Here I am at, Camp Hog Island (okay, okay, I know it doesn't rhyme!).
This is Di, posting a blog about our first couple days at Hog Island Audubon Bird Camp, in Maine. That's right - our "vacation" is a Joy of Birding camp - and I do mean camp. Let me take moment to describe what it's like to stay here.
Hog Island hosts is an Auduon-operated place that runs various kinds of adult and kid camps throughout the summer, all with nature conservation in mind. The island is about 300-acres, about 1/4 mile from shore. We arrived on Sunday and were greeted by the Snowgoose III, the camp's boat that is used to transport "campers" from the mainland to the island, and also for boat excursions.
|Our transport to the island|
|That's Hog Island - not very far offshore|
|The main entrance - very patriotic|
Campers are housed in various buildings on the property. We are staying in a boarding house, of sorts. Our building is called the
Port Hole and it has 14 rooms (there are two or three other rooming houses).
Our rooms are on the second floor, at the end of the hallway. Linda is next door and
Lori and Tara are across the hall (Connie stayed home, as she's still
sick and didn't want to chance it on this trip. Too bad - wish she were
here with us.). There's a bathroom on each floor. Ours has three sinks, three
toilets and two showers. Never having stayed in a dorm or gone to
summer camp, it is interesting to brush my teeth next to strangers.
|The Port Hole building|
|The "bigger" dorm room|
There are about 60
people here at camp, including some instructors and camp volunteers. Mostly
women, which I find unusual since we see mostly men birding down in Cape May. These folks are here from all over the country, and many of them

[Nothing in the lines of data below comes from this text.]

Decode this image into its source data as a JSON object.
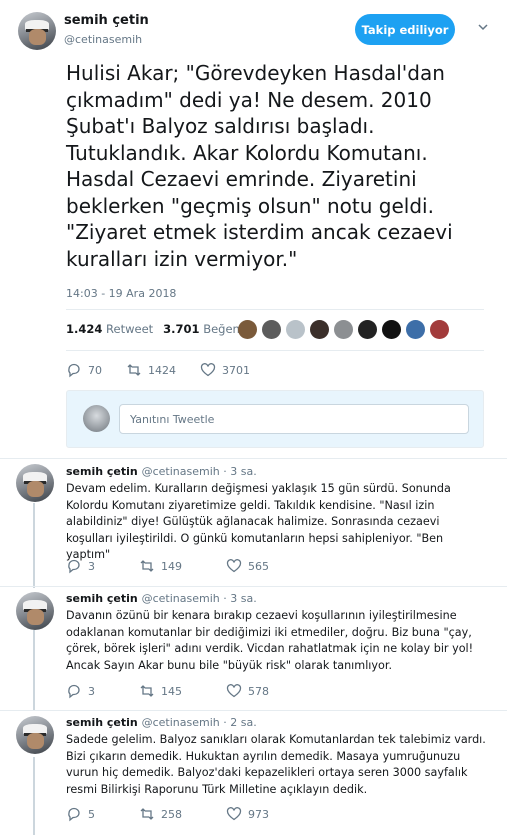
{
  "main": {
    "name": "semih çetin",
    "handle": "@cetinasemih",
    "follow_label": "Takip ediliyor",
    "text": "Hulisi Akar; \"Görevdeyken Hasdal'dan çıkmadım\" dedi ya! Ne desem. 2010 Şubat'ı Balyoz saldırısı başladı. Tutuklandık. Akar Kolordu Komutanı. Hasdal Cezaevi emrinde. Ziyaretini beklerken \"geçmiş olsun\" notu geldi. \"Ziyaret etmek isterdim ancak cezaevi kuralları izin vermiyor.\"",
    "timestamp": "14:03 - 19 Ara 2018",
    "retweet_count": "1.424",
    "retweet_label": "Retweet",
    "like_count": "3.701",
    "like_label": "Beğeni",
    "actions": {
      "reply": "70",
      "retweet": "1424",
      "like": "3701"
    }
  },
  "reply_box": {
    "placeholder": "Yanıtını Tweetle"
  },
  "replies": [
    {
      "name": "semih çetin",
      "meta": "@cetinasemih · 3 sa.",
      "text": "Devam edelim. Kuralların değişmesi yaklaşık 15 gün sürdü. Sonunda Kolordu Komutanı ziyaretimize geldi. Takıldık kendisine. \"Nasıl izin alabildiniz\" diye! Gülüştük ağlanacak halimize. Sonrasında cezaevi koşulları iyileştirildi. O günkü komutanların hepsi sahipleniyor. \"Ben yaptım\"",
      "reply": "3",
      "retweet": "149",
      "like": "565"
    },
    {
      "name": "semih çetin",
      "meta": "@cetinasemih · 3 sa.",
      "text": "Davanın özünü bir kenara bırakıp cezaevi koşullarının iyileştirilmesine odaklanan komutanlar bir dediğimizi iki etmediler, doğru. Biz buna \"çay, çörek, börek işleri\" adını verdik. Vicdan rahatlatmak için ne kolay bir yol! Ancak Sayın Akar bunu bile \"büyük risk\" olarak tanımlıyor.",
      "reply": "3",
      "retweet": "145",
      "like": "578"
    },
    {
      "name": "semih çetin",
      "meta": "@cetinasemih · 2 sa.",
      "text": "Sadede gelelim. Balyoz sanıkları olarak Komutanlardan tek talebimiz vardı. Bizi çıkarın demedik. Hukuktan ayrılın demedik. Masaya yumruğunuzu vurun hiç demedik. Balyoz'daki kepazelikleri ortaya seren 3000 sayfalık resmi Bilirkişi Raporunu Türk Milletine açıklayın dedik.",
      "reply": "5",
      "retweet": "258",
      "like": "973"
    }
  ],
  "colors": {
    "accent": "#1da1f2",
    "muted": "#657786",
    "text": "#14171a",
    "divider": "#e6ecf0"
  }
}
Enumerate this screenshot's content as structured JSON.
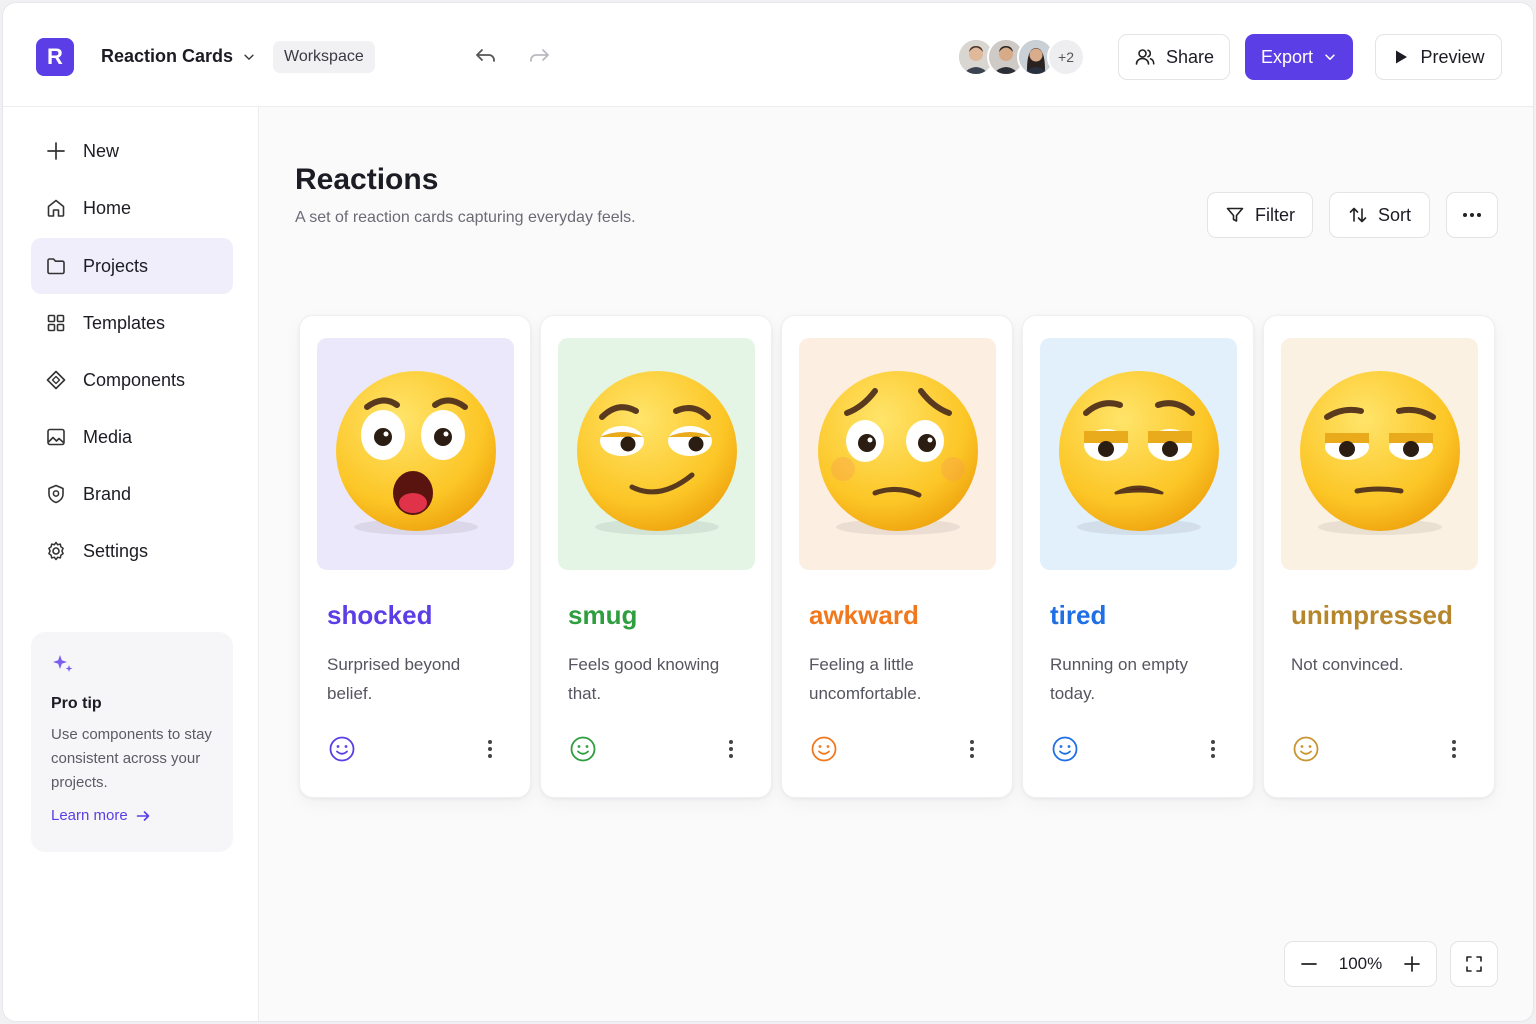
{
  "app": {
    "logo_letter": "R",
    "project_name": "Reaction Cards",
    "workspace_label": "Workspace",
    "collaborators_extra": "+2"
  },
  "toolbar": {
    "share_label": "Share",
    "export_label": "Export",
    "preview_label": "Preview"
  },
  "sidebar": {
    "items": [
      {
        "label": "New",
        "icon": "plus-icon"
      },
      {
        "label": "Home",
        "icon": "home-icon"
      },
      {
        "label": "Projects",
        "icon": "folder-icon",
        "active": true
      },
      {
        "label": "Templates",
        "icon": "grid-icon"
      },
      {
        "label": "Components",
        "icon": "component-icon"
      },
      {
        "label": "Media",
        "icon": "image-icon"
      },
      {
        "label": "Brand",
        "icon": "shield-icon"
      },
      {
        "label": "Settings",
        "icon": "gear-icon"
      }
    ],
    "tip": {
      "title": "Pro tip",
      "body": "Use components to stay consistent across your projects.",
      "link": "Learn more"
    }
  },
  "main": {
    "title": "Reactions",
    "subtitle": "A set of reaction cards capturing everyday feels.",
    "filter_label": "Filter",
    "sort_label": "Sort"
  },
  "cards": [
    {
      "title": "shocked",
      "desc": "Surprised beyond belief.",
      "color": "#5b3ee6",
      "bg": "#ece8fb"
    },
    {
      "title": "smug",
      "desc": "Feels good knowing that.",
      "color": "#2f9e3f",
      "bg": "#e4f5e6"
    },
    {
      "title": "awkward",
      "desc": "Feeling a little uncomfortable.",
      "color": "#f0781e",
      "bg": "#fdeee2"
    },
    {
      "title": "tired",
      "desc": "Running on empty today.",
      "color": "#1f6fe5",
      "bg": "#e2f0fc"
    },
    {
      "title": "unimpressed",
      "desc": "Not convinced.",
      "color": "#b6862c",
      "bg": "#fbf1e2"
    }
  ],
  "zoom": {
    "level": "100%"
  }
}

are here by themselves. There's one room where six solo women are lumped into the same, open room - six beds. Guess they'll all getting to know each other quickly, and finding how who snores. The other campers are all getting quite a kick out of our
"gang" from Philly. The food is very good. We all eat in the dining room
at tables of eight seats. Linda knows one woman here from when she went
searching for rails in DE. She and another younger woman from Missouri
usually eat with our group. All tables include one of the instructors
and we're supposed to rotate tables at each meal to get to know them all
and pick their brains.
They split us up into two groups for our outings - the terns and guillemots, and the parulas and loons. We're with the terns.Yesterday, in the sunniest and nicest weather, the parulas and loons went out on a boat trip to Egg Island to see puffins. Our group went to the mainland, all piled into five vans, and drove to a few different spots looking for birds. We went on a nice hike at our second stop and we got to see great looks at bobolinks (here's the bird part of the blog). Here's a photo of our group at Great Salt Bay Farm, where we saw bobolinks, RWBB's and heard a Sora whinny-ing.
|The Terns and Guillemots on the mainland|
|Female and Male Bobolinks - very cool looking|
There isn't much free time here at camp. They run programs in the Fish House (meeting room building) after dinner each night. Last night we learned about the Mt. Washington weather observatory, and hawk identification. By 8:00, we could barely keep our eyes open. Because we're so far east up here, the sun is up before 5:00 AM, which means no sleeping in.
It poured rain here all day today and the wind was blowing a gale (are
we in the Villas?)! More about our rainy day tomorrow. But for now,
here's a photo of Ignacious, the resident porcupine. We've seen
him three times so far - once up in the apple tree and twice more in
the flower beds, chomping on the plants. We are keeping our distance,
for fear of having to remove quills from various body parts.
|Ignacious (and Di's fat ass)|
|Time for a post-garden visit to the rest room for Ignacious!|
Here's hoping for better weather tomorrow so we can get to see the puffins and razorbills.